* **TASK GOAL**: Search the material below for the string "text" and extract each line that has it.

•••••

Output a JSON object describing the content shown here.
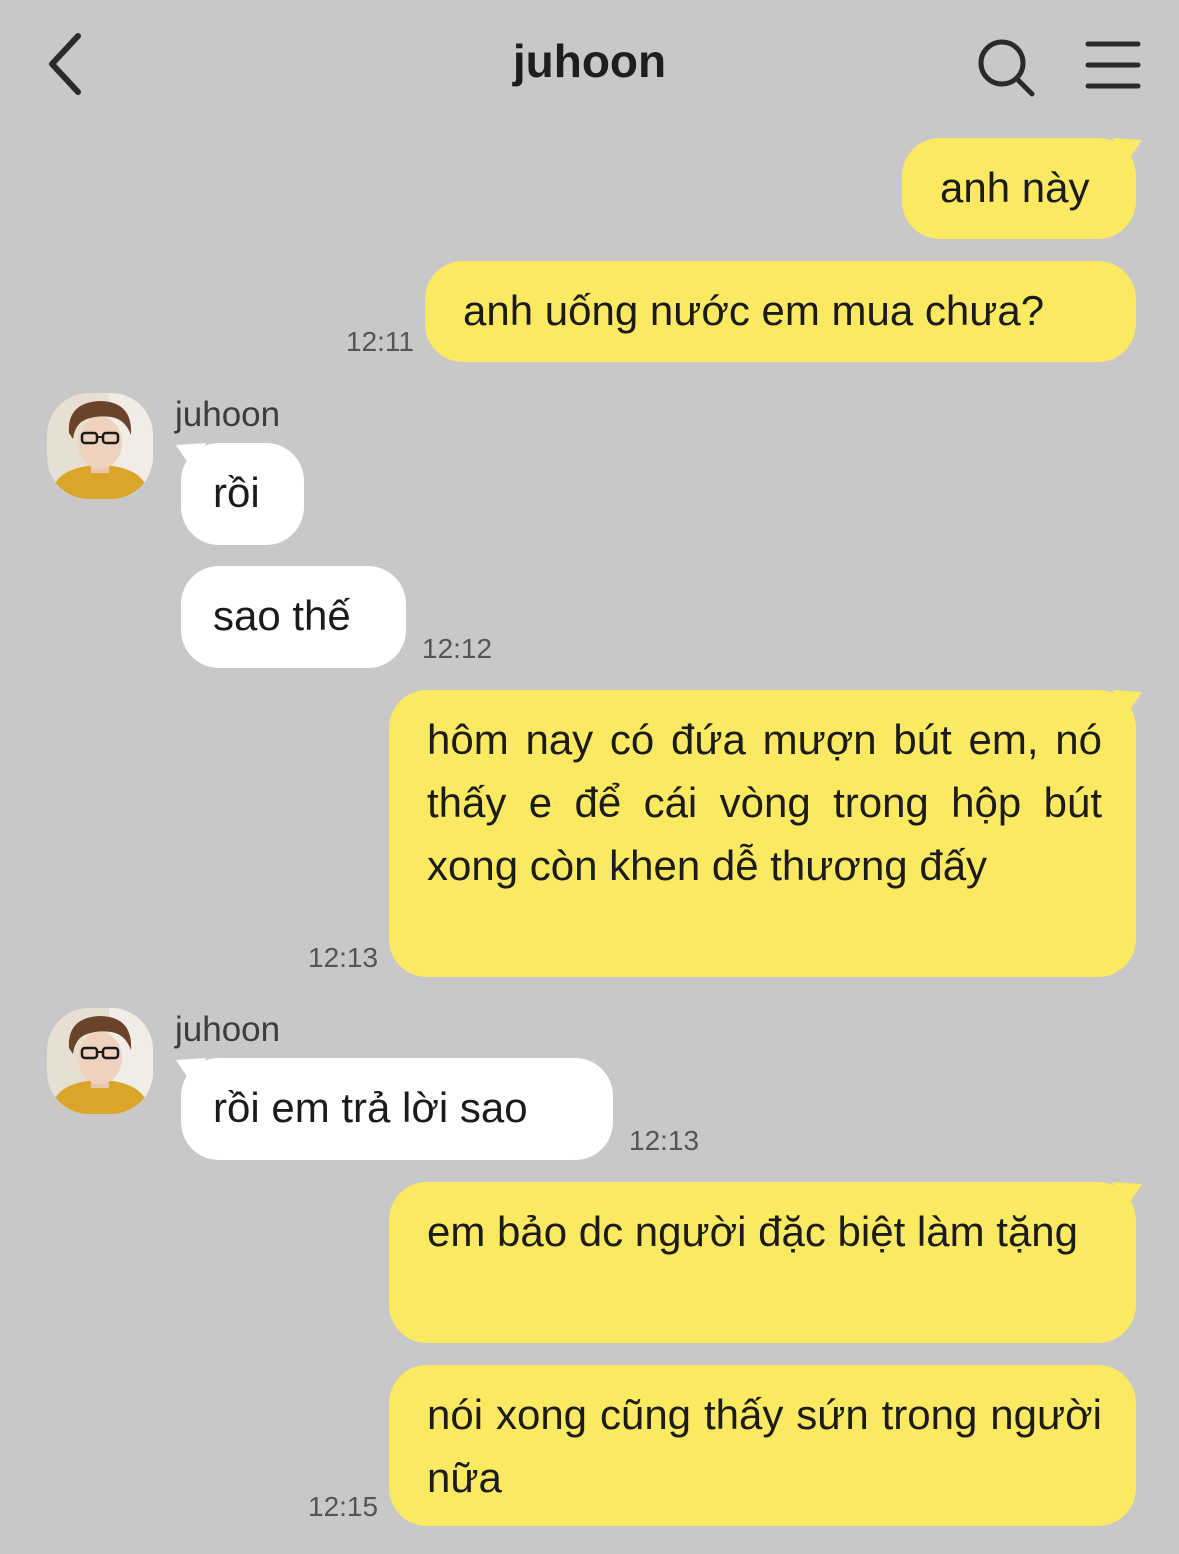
{
  "header": {
    "title": "juhoon",
    "back_icon": "chevron-left-icon",
    "search_icon": "search-icon",
    "menu_icon": "hamburger-menu-icon"
  },
  "colors": {
    "background": "#c8c8c8",
    "my_bubble": "#fbe962",
    "their_bubble": "#ffffff"
  },
  "messages": [
    {
      "from": "me",
      "text": "anh này"
    },
    {
      "from": "me",
      "text": "anh uống nước em mua chưa?",
      "time": "12:11"
    },
    {
      "from": "juhoon",
      "sender": "juhoon",
      "text": "rồi"
    },
    {
      "from": "juhoon",
      "text": "sao thế",
      "time": "12:12"
    },
    {
      "from": "me",
      "text": "hôm nay có đứa mượn bút em, nó thấy e để cái vòng trong hộp bút xong còn khen dễ thương đấy",
      "time": "12:13"
    },
    {
      "from": "juhoon",
      "sender": "juhoon",
      "text": "rồi em trả lời sao",
      "time": "12:13"
    },
    {
      "from": "me",
      "text": "em bảo dc người đặc biệt làm tặng"
    },
    {
      "from": "me",
      "text": "nói xong cũng thấy sứn trong người nữa",
      "time": "12:15"
    }
  ]
}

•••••

* **RESPONSE TO THE EXERCISE**:
      "text": "anh này"
      "text": "anh uống nước em mua chưa?",
      "text": "rồi"
      "text": "sao thế",
      "text": "hôm nay có đứa mượn bút em, nó thấy e để cái vòng trong hộp bút xong còn khen dễ thương đấy",
      "text": "rồi em trả lời sao",
      "text": "em bảo dc người đặc biệt làm tặng"
      "text": "nói xong cũng thấy sứn trong người nữa",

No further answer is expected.